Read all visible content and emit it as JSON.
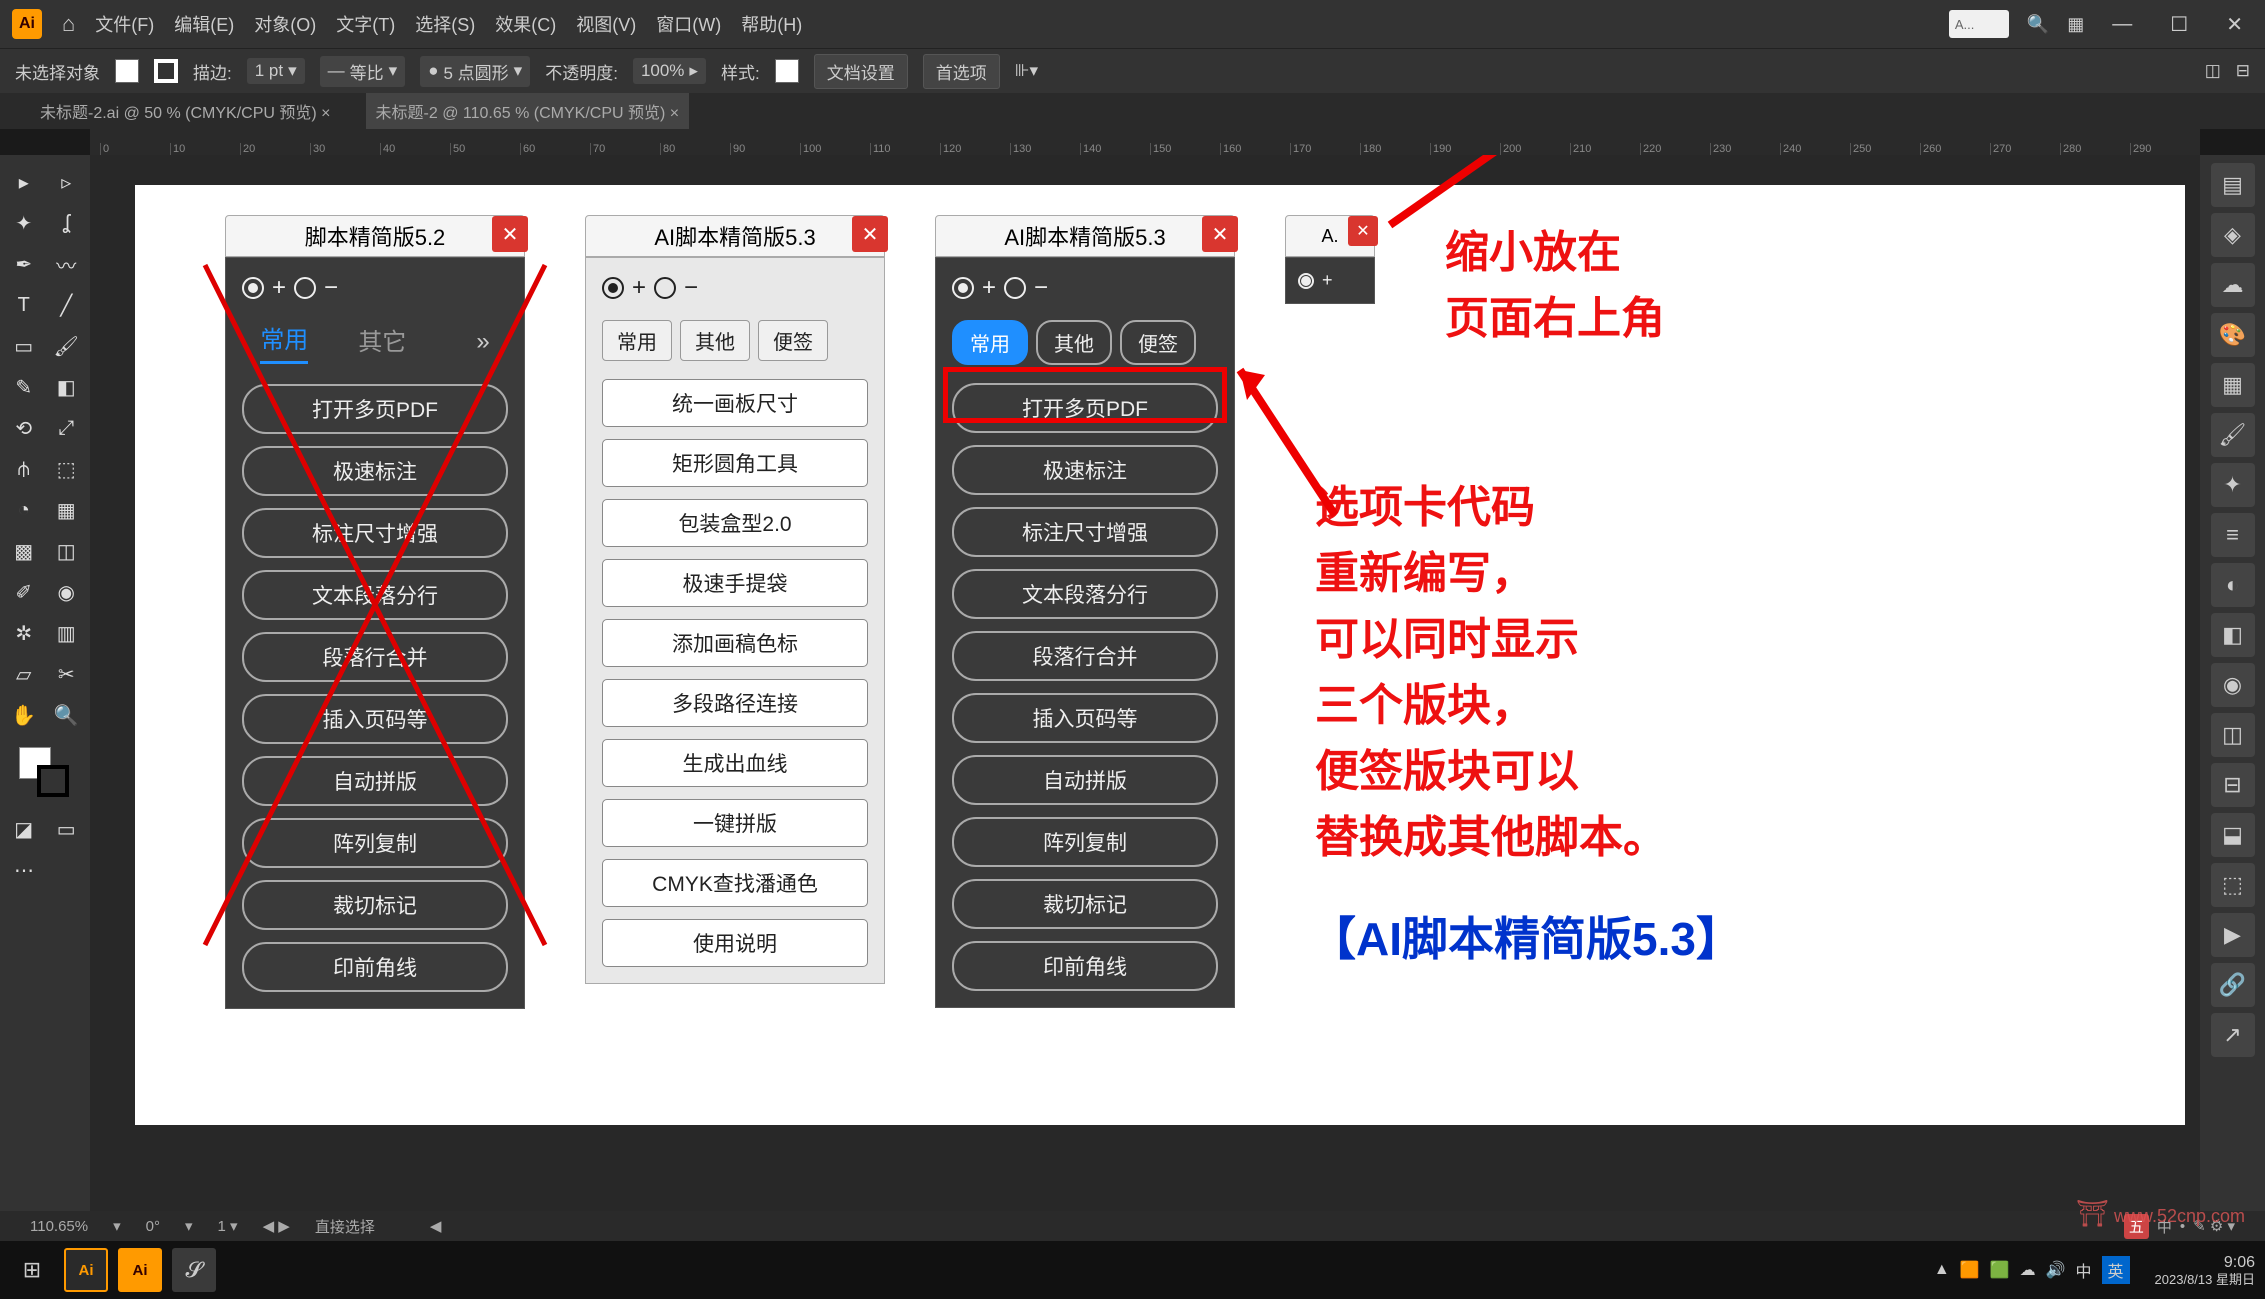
{
  "menubar": {
    "items": [
      "文件(F)",
      "编辑(E)",
      "对象(O)",
      "文字(T)",
      "选择(S)",
      "效果(C)",
      "视图(V)",
      "窗口(W)",
      "帮助(H)"
    ],
    "searchPlaceholder": "A..."
  },
  "optionsbar": {
    "noSelection": "未选择对象",
    "strokeLabel": "描边:",
    "strokeValue": "1 pt",
    "uniformLabel": "等比",
    "pointRound": "5 点圆形",
    "opacityLabel": "不透明度:",
    "opacityValue": "100%",
    "styleLabel": "样式:",
    "docSetup": "文档设置",
    "prefs": "首选项"
  },
  "tabs": {
    "tab1": "未标题-2.ai @ 50 % (CMYK/CPU 预览)",
    "tab2": "未标题-2 @ 110.65 % (CMYK/CPU 预览)"
  },
  "rulerTicks": [
    "0",
    "10",
    "20",
    "30",
    "40",
    "50",
    "60",
    "70",
    "80",
    "90",
    "100",
    "110",
    "120",
    "130",
    "140",
    "150",
    "160",
    "170",
    "180",
    "190",
    "200",
    "210",
    "220",
    "230",
    "240",
    "250",
    "260",
    "270",
    "280",
    "290"
  ],
  "panels": {
    "p52": {
      "title": "脚本精简版5.2",
      "tabs": [
        "常用",
        "其它"
      ],
      "buttons": [
        "打开多页PDF",
        "极速标注",
        "标注尺寸增强",
        "文本段落分行",
        "段落行合并",
        "插入页码等",
        "自动拼版",
        "阵列复制",
        "裁切标记",
        "印前角线"
      ]
    },
    "p53light": {
      "title": "AI脚本精简版5.3",
      "tabs": [
        "常用",
        "其他",
        "便签"
      ],
      "buttons": [
        "统一画板尺寸",
        "矩形圆角工具",
        "包装盒型2.0",
        "极速手提袋",
        "添加画稿色标",
        "多段路径连接",
        "生成出血线",
        "一键拼版",
        "CMYK查找潘通色",
        "使用说明"
      ]
    },
    "p53dark": {
      "title": "AI脚本精简版5.3",
      "tabs": [
        "常用",
        "其他",
        "便签"
      ],
      "buttons": [
        "打开多页PDF",
        "极速标注",
        "标注尺寸增强",
        "文本段落分行",
        "段落行合并",
        "插入页码等",
        "自动拼版",
        "阵列复制",
        "裁切标记",
        "印前角线"
      ]
    },
    "mini": {
      "title": "A."
    }
  },
  "annotations": {
    "topRight1": "缩小放在",
    "topRight2": "页面右上角",
    "body1": "选项卡代码",
    "body2": "重新编写，",
    "body3": "可以同时显示",
    "body4": "三个版块，",
    "body5": "便签版块可以",
    "body6": "替换成其他脚本。",
    "blue": "【AI脚本精简版5.3】"
  },
  "statusbar": {
    "zoom": "110.65%",
    "rot": "0°",
    "sel": "直接选择"
  },
  "taskbar": {
    "time": "9:06",
    "date": "2023/8/13 星期日",
    "imeLabels": [
      "五",
      "中",
      "英"
    ]
  },
  "watermark": "www.52cnp.com"
}
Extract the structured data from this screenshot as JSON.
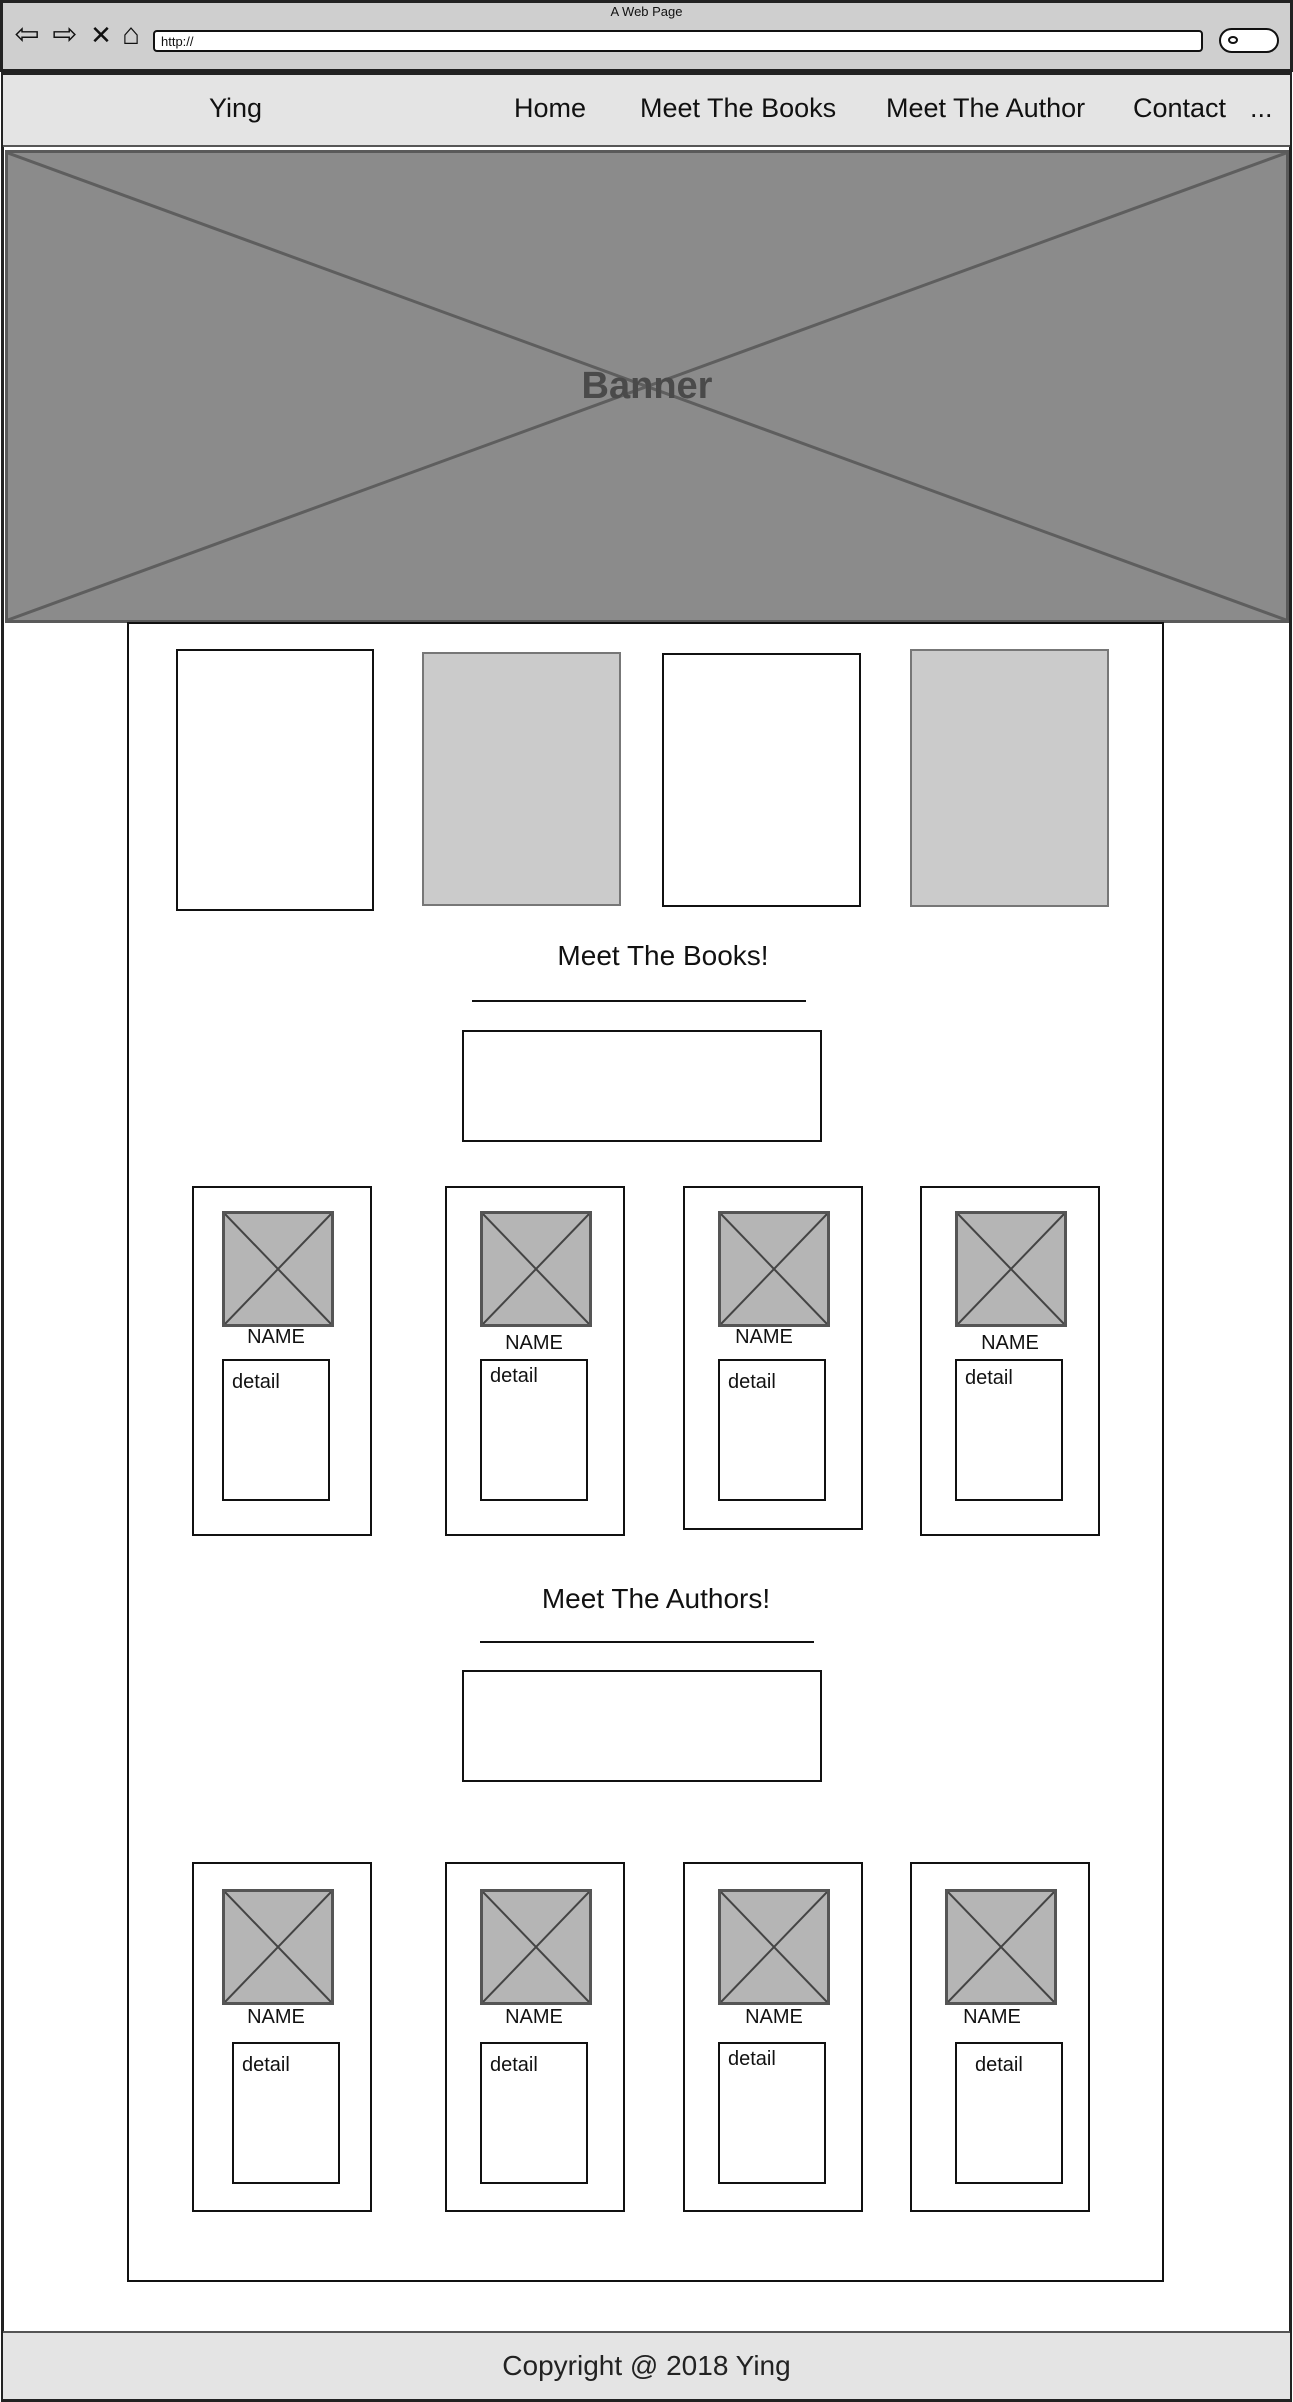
{
  "browser": {
    "window_title": "A Web Page",
    "url": "http://",
    "icons": [
      "back-arrow-icon",
      "forward-arrow-icon",
      "close-x-icon",
      "home-icon",
      "search-icon"
    ]
  },
  "nav": {
    "brand": "Ying",
    "links": [
      "Home",
      "Meet The Books",
      "Meet The Author",
      "Contact"
    ],
    "more": "..."
  },
  "banner": {
    "label": "Banner"
  },
  "books": {
    "heading": "Meet The Books!",
    "cards": [
      {
        "name": "NAME",
        "detail": "detail"
      },
      {
        "name": "NAME",
        "detail": "detail"
      },
      {
        "name": "NAME",
        "detail": "detail"
      },
      {
        "name": "NAME",
        "detail": "detail"
      }
    ]
  },
  "authors": {
    "heading": "Meet The Authors!",
    "cards": [
      {
        "name": "NAME",
        "detail": "detail"
      },
      {
        "name": "NAME",
        "detail": "detail"
      },
      {
        "name": "NAME",
        "detail": "detail"
      },
      {
        "name": "NAME",
        "detail": "detail"
      }
    ]
  },
  "footer": {
    "text": "Copyright @ 2018 Ying"
  },
  "colors": {
    "chrome": "#cfcfcf",
    "navbar": "#e4e4e4",
    "banner": "#8b8b8b",
    "placeholder_fill": "#b5b5b5",
    "feature_gray": "#cbcbcb"
  }
}
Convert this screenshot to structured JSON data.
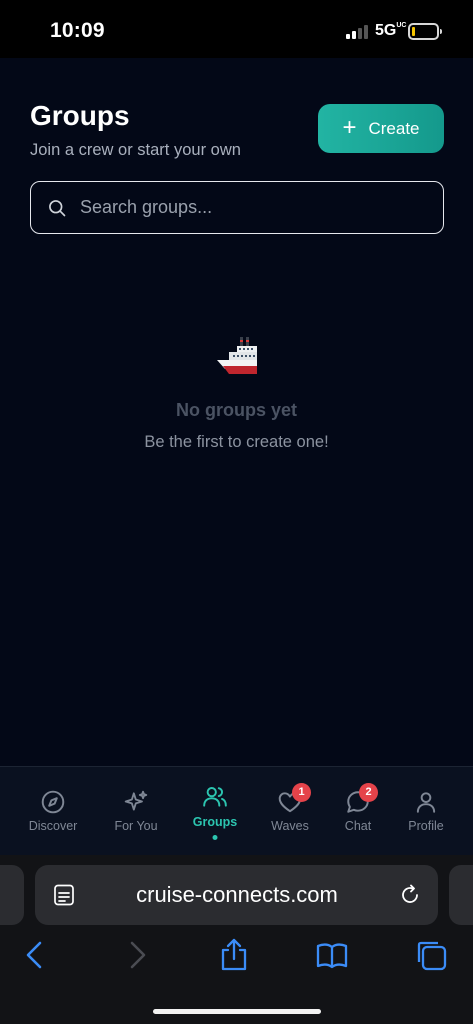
{
  "status_bar": {
    "time": "10:09",
    "network": "5G",
    "network_superscript": "UC"
  },
  "header": {
    "title": "Groups",
    "subtitle": "Join a crew or start your own"
  },
  "create_button": {
    "label": "Create",
    "icon": "plus-icon"
  },
  "search": {
    "placeholder": "Search groups...",
    "value": "",
    "icon": "search-icon"
  },
  "empty_state": {
    "icon": "ship-icon",
    "title": "No groups yet",
    "subtitle": "Be the first to create one!"
  },
  "tabs": [
    {
      "label": "Discover",
      "icon": "compass-icon",
      "active": false,
      "badge": ""
    },
    {
      "label": "For You",
      "icon": "sparkles-icon",
      "active": false,
      "badge": ""
    },
    {
      "label": "Groups",
      "icon": "users-icon",
      "active": true,
      "badge": ""
    },
    {
      "label": "Waves",
      "icon": "heart-icon",
      "active": false,
      "badge": "1"
    },
    {
      "label": "Chat",
      "icon": "chat-bubble-icon",
      "active": false,
      "badge": "2"
    },
    {
      "label": "Profile",
      "icon": "person-icon",
      "active": false,
      "badge": ""
    }
  ],
  "browser": {
    "url": "cruise-connects.com",
    "toolbar": [
      "back-icon",
      "forward-icon",
      "share-icon",
      "bookmarks-icon",
      "tabs-icon"
    ]
  },
  "colors": {
    "accent": "#22b4a3",
    "background": "#030817",
    "badge": "#e5434a",
    "browser_icon": "#3b8cf7"
  }
}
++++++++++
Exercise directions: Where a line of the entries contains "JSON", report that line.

Response area:
Read all visible content and emit it as JSON.
Extract the structured data from this screenshot as JSON.
Convert this screenshot to structured JSON data.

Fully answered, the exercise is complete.